Now you are pregnant, your exercise goals will need to change. The intensity of workouts will need to be lowered and the types of exercises will need to be modified. Particularly as the pregnancy progresses and the foetus grows. A woman’s blood volume and core temperature both increase during pregnancy, so high intensity exercise that elevates the heart rate above 130-140bpm is not recommended as it can severely harm your unborn baby. Keep control of your heart rate with a heart rate monitor that clearly displays your HR while training.
Studies have shown that women can safely engage in resistance training for muscular endurance three days per week for 30 minutes throughout their pregnancy. It is also safe to partake in 30 minutes of aerobic exercise on a daily basis, provided intensity is controlled, as mentioned previously. Walking, swimming and cycling (on an exercise bike) are ideal for those not accustomed to regular exercise. They are low impact and low intensity activities that can easily be managed. Jogging is also an excellent form of aerobic activity, however, it is important to realise that if you have never jogged before, during pregnancy is not the time to begin.

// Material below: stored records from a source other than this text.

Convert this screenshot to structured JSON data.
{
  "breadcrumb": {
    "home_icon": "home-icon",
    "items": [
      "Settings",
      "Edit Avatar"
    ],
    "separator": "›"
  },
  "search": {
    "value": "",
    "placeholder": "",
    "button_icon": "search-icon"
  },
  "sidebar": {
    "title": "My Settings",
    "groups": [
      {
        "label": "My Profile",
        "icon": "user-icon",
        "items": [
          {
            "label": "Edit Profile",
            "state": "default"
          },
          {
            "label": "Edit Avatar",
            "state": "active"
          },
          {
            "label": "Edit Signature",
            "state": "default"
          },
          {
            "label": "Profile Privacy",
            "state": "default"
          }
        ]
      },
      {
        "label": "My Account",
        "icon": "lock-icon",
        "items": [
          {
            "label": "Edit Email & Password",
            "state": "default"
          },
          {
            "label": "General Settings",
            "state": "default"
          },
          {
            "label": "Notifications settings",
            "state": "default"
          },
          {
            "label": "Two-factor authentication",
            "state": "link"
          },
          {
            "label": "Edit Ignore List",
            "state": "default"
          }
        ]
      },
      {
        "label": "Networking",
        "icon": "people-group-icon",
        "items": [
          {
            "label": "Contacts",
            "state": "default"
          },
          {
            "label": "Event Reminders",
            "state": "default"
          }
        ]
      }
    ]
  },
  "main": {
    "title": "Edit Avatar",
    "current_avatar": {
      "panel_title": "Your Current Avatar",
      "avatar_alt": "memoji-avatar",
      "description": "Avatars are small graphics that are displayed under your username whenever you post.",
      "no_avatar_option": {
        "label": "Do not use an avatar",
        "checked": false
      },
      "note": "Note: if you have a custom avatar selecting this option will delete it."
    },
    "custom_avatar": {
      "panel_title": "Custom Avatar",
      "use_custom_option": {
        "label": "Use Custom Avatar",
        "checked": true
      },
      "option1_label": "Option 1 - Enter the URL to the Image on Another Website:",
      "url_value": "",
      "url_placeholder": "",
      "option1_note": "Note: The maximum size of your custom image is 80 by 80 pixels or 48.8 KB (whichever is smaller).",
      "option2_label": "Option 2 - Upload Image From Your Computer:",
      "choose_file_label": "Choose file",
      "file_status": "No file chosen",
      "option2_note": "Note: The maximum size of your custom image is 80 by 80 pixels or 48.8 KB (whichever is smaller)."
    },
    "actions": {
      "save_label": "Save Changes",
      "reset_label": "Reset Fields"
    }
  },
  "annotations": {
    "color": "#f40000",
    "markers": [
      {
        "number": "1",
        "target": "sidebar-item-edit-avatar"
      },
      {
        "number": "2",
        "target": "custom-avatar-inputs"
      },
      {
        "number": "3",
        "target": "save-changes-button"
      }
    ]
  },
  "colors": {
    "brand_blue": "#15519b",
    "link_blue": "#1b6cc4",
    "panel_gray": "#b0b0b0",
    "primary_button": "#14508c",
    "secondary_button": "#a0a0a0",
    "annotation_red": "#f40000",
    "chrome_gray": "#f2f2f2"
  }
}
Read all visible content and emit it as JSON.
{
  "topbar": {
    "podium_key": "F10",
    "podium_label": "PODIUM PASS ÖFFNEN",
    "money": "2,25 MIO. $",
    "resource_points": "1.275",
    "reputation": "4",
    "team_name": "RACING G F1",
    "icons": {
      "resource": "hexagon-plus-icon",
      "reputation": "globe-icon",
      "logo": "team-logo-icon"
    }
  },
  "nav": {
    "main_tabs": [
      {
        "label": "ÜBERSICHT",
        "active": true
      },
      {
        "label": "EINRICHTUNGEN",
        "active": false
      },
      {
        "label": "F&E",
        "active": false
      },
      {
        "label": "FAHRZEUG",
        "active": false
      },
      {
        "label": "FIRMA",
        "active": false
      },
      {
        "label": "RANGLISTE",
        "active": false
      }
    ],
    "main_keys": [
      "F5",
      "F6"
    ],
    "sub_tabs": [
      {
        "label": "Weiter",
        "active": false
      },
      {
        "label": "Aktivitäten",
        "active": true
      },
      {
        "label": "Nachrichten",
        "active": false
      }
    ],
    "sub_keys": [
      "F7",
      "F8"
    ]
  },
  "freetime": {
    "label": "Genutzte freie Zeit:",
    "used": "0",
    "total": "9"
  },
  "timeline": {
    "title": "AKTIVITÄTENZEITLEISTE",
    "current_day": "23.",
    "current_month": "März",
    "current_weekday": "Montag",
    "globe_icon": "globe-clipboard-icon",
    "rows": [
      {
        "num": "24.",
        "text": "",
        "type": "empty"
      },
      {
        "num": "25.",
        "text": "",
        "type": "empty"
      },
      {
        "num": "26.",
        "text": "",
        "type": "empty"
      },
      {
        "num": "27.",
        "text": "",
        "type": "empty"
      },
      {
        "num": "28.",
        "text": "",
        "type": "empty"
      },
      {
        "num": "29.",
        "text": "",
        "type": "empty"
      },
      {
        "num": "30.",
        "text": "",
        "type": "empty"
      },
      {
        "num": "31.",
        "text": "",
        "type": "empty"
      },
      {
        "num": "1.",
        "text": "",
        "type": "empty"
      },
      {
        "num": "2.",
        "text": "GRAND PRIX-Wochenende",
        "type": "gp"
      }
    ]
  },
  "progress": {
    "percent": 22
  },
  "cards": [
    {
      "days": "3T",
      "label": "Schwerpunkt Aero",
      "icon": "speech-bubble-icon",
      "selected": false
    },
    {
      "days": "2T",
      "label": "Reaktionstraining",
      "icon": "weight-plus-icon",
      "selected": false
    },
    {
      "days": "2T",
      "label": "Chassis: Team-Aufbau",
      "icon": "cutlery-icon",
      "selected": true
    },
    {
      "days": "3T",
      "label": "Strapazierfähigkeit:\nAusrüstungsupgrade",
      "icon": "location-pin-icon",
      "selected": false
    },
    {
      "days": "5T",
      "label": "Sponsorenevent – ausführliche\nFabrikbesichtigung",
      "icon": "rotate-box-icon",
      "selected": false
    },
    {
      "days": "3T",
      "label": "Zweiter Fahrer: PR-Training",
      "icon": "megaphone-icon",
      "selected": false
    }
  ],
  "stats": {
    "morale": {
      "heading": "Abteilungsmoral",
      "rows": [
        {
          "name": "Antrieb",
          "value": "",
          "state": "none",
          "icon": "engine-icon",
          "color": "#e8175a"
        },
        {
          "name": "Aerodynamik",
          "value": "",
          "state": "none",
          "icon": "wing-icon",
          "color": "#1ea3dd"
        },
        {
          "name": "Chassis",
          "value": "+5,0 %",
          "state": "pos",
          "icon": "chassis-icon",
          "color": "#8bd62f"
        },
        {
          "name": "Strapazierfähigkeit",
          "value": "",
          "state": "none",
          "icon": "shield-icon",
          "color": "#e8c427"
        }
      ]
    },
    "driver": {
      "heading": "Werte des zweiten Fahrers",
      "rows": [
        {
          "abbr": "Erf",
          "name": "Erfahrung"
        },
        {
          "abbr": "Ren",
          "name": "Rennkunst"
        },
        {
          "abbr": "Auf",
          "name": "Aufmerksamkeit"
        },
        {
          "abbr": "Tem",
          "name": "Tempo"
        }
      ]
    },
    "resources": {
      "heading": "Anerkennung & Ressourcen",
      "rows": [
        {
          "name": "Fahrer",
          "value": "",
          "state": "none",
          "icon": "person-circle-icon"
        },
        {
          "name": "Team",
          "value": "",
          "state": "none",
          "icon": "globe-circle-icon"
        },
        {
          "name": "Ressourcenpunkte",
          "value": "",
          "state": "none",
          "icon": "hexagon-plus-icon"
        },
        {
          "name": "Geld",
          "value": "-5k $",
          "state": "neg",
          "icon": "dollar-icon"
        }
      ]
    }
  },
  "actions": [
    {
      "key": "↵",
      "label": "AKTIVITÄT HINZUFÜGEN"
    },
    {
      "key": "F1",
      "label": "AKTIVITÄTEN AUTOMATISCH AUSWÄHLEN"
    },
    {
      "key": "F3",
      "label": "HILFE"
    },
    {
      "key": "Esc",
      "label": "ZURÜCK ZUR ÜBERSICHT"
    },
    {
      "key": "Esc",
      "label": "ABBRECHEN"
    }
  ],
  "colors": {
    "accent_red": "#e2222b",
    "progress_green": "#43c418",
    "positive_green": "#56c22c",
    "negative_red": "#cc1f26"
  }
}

When training, hydration is always important but becomes even more so during pregnancy. Your body may tend to heat up a lot quicker when pregnant so regular fluid intake is vital. Your baby may become distressed if you dehydrate. Once you are thirsty, you are already in a state of dehydration. Therefore drink water in small amounts on a regular basis before, during and after exercise to stay on top of hydration levels. Also, avoid working out in extremely hot conditions as your body will already be functioning at a higher temperature than normal.
A healthy body nurtures your unborn baby and provides it with the best opportunity to grow and develop safely. It also worth noting that regular exercise can help reduce the risk of developing hypertension, pre-eclampsia and diabetes during pregnancy. So while you are on this wonderful journey make sure you take care of the following;
• Gain medical clearance from your obstetrician.
• Seek professional advice for a suitable training program.
• Strengthen the pelvic region.
• Choose low impact and low-moderate intensity exercises.
• Control core temperature and heart rate while training.
• Aim to maintain general condition, not increase fitness during pregnancy.
• Exercise regularly.
• Ensure that your fluid intake is regular and consistent.
• Do not exercise in extremely hot conditions.
And stop exercising if you feel any of the following:
• Shortness of breath or dizziness
• Palpitations, Vaginal discharge/bleeding
Consult your health professional immediately if any of these symptoms occur.
If you have any further questions or would like some advice on your training during your pregnancy, please ask one of our friendly trainers at One who will be more than happy to help you out.